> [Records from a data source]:
/---

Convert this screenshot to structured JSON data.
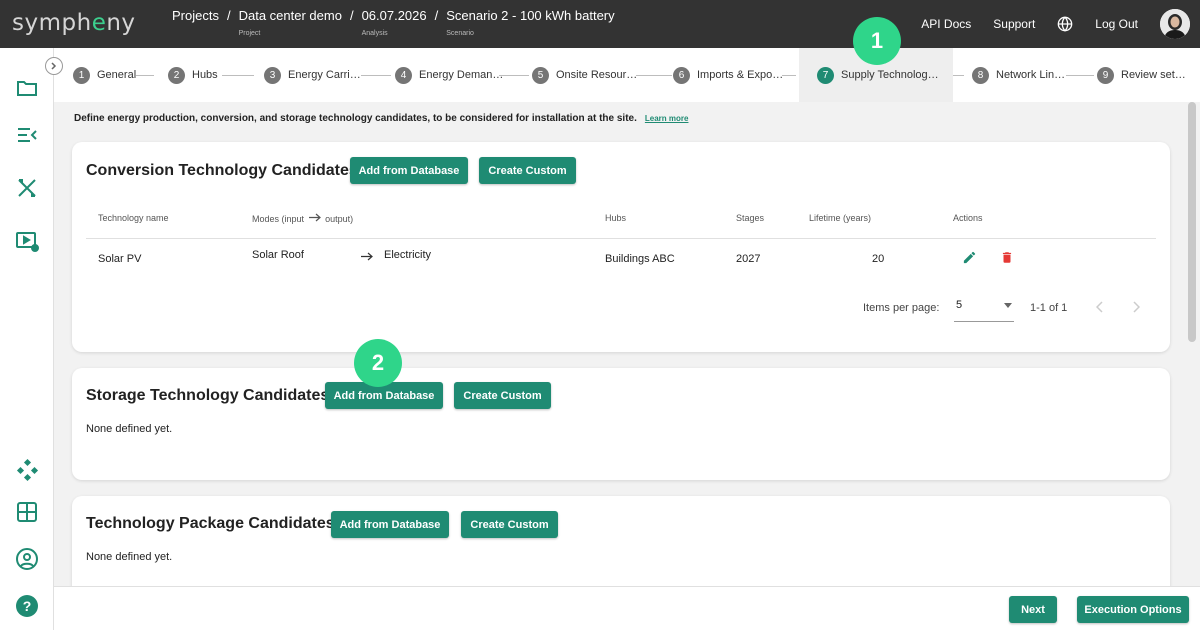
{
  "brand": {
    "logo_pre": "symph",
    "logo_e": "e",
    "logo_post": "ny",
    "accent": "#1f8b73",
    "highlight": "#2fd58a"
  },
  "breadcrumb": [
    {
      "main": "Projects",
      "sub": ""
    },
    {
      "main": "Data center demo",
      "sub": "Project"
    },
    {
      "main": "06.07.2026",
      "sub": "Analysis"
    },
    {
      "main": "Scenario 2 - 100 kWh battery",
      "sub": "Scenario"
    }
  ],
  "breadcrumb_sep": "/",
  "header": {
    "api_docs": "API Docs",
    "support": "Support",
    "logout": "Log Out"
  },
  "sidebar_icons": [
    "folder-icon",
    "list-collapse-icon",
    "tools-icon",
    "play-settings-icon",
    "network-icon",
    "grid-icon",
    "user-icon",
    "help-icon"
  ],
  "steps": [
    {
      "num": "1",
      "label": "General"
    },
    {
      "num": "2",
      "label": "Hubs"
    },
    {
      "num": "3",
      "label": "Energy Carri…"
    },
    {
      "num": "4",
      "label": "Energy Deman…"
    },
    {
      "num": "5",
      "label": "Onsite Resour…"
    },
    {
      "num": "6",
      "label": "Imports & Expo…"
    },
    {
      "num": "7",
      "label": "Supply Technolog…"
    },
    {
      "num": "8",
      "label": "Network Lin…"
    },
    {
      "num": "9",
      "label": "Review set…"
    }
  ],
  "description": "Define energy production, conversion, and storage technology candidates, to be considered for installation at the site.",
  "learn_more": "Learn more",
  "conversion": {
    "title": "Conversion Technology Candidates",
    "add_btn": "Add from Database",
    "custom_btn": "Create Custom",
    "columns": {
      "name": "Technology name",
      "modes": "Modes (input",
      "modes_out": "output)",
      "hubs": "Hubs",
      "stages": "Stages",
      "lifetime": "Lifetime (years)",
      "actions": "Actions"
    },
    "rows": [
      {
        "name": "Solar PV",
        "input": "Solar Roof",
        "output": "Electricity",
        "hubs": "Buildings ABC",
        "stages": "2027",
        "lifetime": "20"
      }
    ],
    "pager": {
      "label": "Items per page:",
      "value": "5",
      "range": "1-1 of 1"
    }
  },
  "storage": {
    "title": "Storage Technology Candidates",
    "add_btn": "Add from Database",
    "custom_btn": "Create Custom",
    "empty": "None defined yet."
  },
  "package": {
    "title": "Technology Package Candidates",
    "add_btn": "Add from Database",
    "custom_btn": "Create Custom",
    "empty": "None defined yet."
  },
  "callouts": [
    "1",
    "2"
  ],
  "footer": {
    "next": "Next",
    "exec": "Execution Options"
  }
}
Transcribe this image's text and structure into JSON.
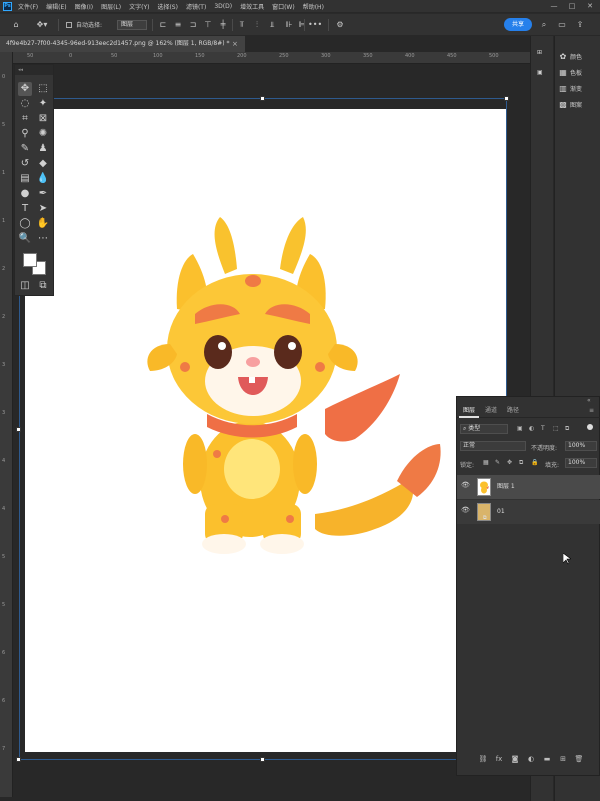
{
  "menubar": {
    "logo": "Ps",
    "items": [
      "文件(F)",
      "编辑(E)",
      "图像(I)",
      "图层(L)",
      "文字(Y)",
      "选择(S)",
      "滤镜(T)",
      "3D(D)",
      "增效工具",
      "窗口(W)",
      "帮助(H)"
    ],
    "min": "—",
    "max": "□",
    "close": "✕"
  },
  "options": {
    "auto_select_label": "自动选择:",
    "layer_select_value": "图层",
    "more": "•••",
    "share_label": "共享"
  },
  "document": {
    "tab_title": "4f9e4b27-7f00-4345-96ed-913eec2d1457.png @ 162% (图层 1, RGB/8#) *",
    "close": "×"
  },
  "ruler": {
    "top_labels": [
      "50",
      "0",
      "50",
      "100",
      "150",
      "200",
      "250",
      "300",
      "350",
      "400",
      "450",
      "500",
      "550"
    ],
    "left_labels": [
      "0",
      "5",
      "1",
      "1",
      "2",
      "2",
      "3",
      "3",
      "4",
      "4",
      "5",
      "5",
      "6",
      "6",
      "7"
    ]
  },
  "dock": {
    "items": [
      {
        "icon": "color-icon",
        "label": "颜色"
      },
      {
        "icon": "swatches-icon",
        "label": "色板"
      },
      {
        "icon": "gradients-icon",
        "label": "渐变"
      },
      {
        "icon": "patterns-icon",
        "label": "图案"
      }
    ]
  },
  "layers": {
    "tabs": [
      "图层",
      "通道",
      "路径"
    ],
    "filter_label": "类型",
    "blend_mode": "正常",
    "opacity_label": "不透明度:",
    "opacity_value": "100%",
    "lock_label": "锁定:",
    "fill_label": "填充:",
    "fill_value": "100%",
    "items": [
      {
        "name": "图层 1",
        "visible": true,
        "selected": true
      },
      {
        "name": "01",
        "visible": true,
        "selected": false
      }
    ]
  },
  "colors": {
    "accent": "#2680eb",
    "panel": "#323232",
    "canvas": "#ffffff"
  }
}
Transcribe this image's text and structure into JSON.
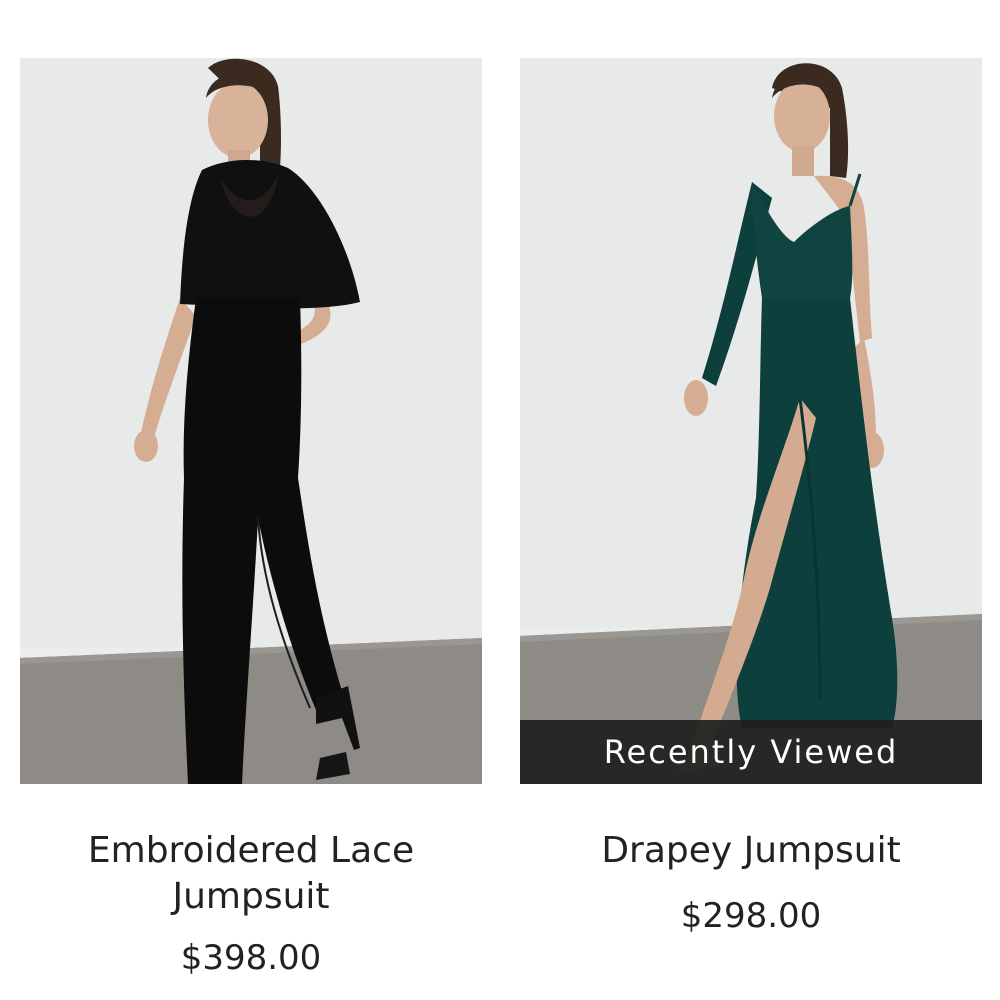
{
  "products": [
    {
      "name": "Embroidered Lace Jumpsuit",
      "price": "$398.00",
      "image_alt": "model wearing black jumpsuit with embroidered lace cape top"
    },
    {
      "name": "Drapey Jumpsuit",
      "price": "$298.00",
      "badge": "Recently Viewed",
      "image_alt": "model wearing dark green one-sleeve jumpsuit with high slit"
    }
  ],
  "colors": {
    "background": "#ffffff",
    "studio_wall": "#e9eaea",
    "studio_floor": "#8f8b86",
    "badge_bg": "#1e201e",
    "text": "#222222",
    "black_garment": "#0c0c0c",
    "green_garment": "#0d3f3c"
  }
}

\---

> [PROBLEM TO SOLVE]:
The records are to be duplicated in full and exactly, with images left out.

> [WRITTEN SOLUTION]:
Convert this screenshot to structured JSON data.
{
  "brand": {
    "logo_pre": "symph",
    "logo_e": "e",
    "logo_post": "ny",
    "accent": "#1f8b73",
    "highlight": "#2fd58a"
  },
  "breadcrumb": [
    {
      "main": "Projects",
      "sub": ""
    },
    {
      "main": "Data center demo",
      "sub": "Project"
    },
    {
      "main": "06.07.2026",
      "sub": "Analysis"
    },
    {
      "main": "Scenario 2 - 100 kWh battery",
      "sub": "Scenario"
    }
  ],
  "breadcrumb_sep": "/",
  "header": {
    "api_docs": "API Docs",
    "support": "Support",
    "logout": "Log Out"
  },
  "sidebar_icons": [
    "folder-icon",
    "list-collapse-icon",
    "tools-icon",
    "play-settings-icon",
    "network-icon",
    "grid-icon",
    "user-icon",
    "help-icon"
  ],
  "steps": [
    {
      "num": "1",
      "label": "General"
    },
    {
      "num": "2",
      "label": "Hubs"
    },
    {
      "num": "3",
      "label": "Energy Carri…"
    },
    {
      "num": "4",
      "label": "Energy Deman…"
    },
    {
      "num": "5",
      "label": "Onsite Resour…"
    },
    {
      "num": "6",
      "label": "Imports & Expo…"
    },
    {
      "num": "7",
      "label": "Supply Technolog…"
    },
    {
      "num": "8",
      "label": "Network Lin…"
    },
    {
      "num": "9",
      "label": "Review set…"
    }
  ],
  "description": "Define energy production, conversion, and storage technology candidates, to be considered for installation at the site.",
  "learn_more": "Learn more",
  "conversion": {
    "title": "Conversion Technology Candidates",
    "add_btn": "Add from Database",
    "custom_btn": "Create Custom",
    "columns": {
      "name": "Technology name",
      "modes": "Modes (input",
      "modes_out": "output)",
      "hubs": "Hubs",
      "stages": "Stages",
      "lifetime": "Lifetime (years)",
      "actions": "Actions"
    },
    "rows": [
      {
        "name": "Solar PV",
        "input": "Solar Roof",
        "output": "Electricity",
        "hubs": "Buildings ABC",
        "stages": "2027",
        "lifetime": "20"
      }
    ],
    "pager": {
      "label": "Items per page:",
      "value": "5",
      "range": "1-1 of 1"
    }
  },
  "storage": {
    "title": "Storage Technology Candidates",
    "add_btn": "Add from Database",
    "custom_btn": "Create Custom",
    "empty": "None defined yet."
  },
  "package": {
    "title": "Technology Package Candidates",
    "add_btn": "Add from Database",
    "custom_btn": "Create Custom",
    "empty": "None defined yet."
  },
  "callouts": [
    "1",
    "2"
  ],
  "footer": {
    "next": "Next",
    "exec": "Execution Options"
  }
}
Transcribe this image's text and structure into JSON.
{
  "menubar": {
    "logo": "Ps",
    "items": [
      "文件(F)",
      "编辑(E)",
      "图像(I)",
      "图层(L)",
      "文字(Y)",
      "选择(S)",
      "滤镜(T)",
      "3D(D)",
      "增效工具",
      "窗口(W)",
      "帮助(H)"
    ],
    "min": "—",
    "max": "□",
    "close": "✕"
  },
  "options": {
    "auto_select_label": "自动选择:",
    "layer_select_value": "图层",
    "more": "•••",
    "share_label": "共享"
  },
  "document": {
    "tab_title": "4f9e4b27-7f00-4345-96ed-913eec2d1457.png @ 162% (图层 1, RGB/8#) *",
    "close": "×"
  },
  "ruler": {
    "top_labels": [
      "50",
      "0",
      "50",
      "100",
      "150",
      "200",
      "250",
      "300",
      "350",
      "400",
      "450",
      "500",
      "550"
    ],
    "left_labels": [
      "0",
      "5",
      "1",
      "1",
      "2",
      "2",
      "3",
      "3",
      "4",
      "4",
      "5",
      "5",
      "6",
      "6",
      "7"
    ]
  },
  "dock": {
    "items": [
      {
        "icon": "color-icon",
        "label": "颜色"
      },
      {
        "icon": "swatches-icon",
        "label": "色板"
      },
      {
        "icon": "gradients-icon",
        "label": "渐变"
      },
      {
        "icon": "patterns-icon",
        "label": "图案"
      }
    ]
  },
  "layers": {
    "tabs": [
      "图层",
      "通道",
      "路径"
    ],
    "filter_label": "类型",
    "blend_mode": "正常",
    "opacity_label": "不透明度:",
    "opacity_value": "100%",
    "lock_label": "锁定:",
    "fill_label": "填充:",
    "fill_value": "100%",
    "items": [
      {
        "name": "图层 1",
        "visible": true,
        "selected": true
      },
      {
        "name": "01",
        "visible": true,
        "selected": false
      }
    ]
  },
  "colors": {
    "accent": "#2680eb",
    "panel": "#323232",
    "canvas": "#ffffff"
  }
}
Transcribe this image's text and structure into JSON.
{
  "products": [
    {
      "name": "Embroidered Lace Jumpsuit",
      "price": "$398.00",
      "image_alt": "model wearing black jumpsuit with embroidered lace cape top"
    },
    {
      "name": "Drapey Jumpsuit",
      "price": "$298.00",
      "badge": "Recently Viewed",
      "image_alt": "model wearing dark green one-sleeve jumpsuit with high slit"
    }
  ],
  "colors": {
    "background": "#ffffff",
    "studio_wall": "#e9eaea",
    "studio_floor": "#8f8b86",
    "badge_bg": "#1e201e",
    "text": "#222222",
    "black_garment": "#0c0c0c",
    "green_garment": "#0d3f3c"
  }
}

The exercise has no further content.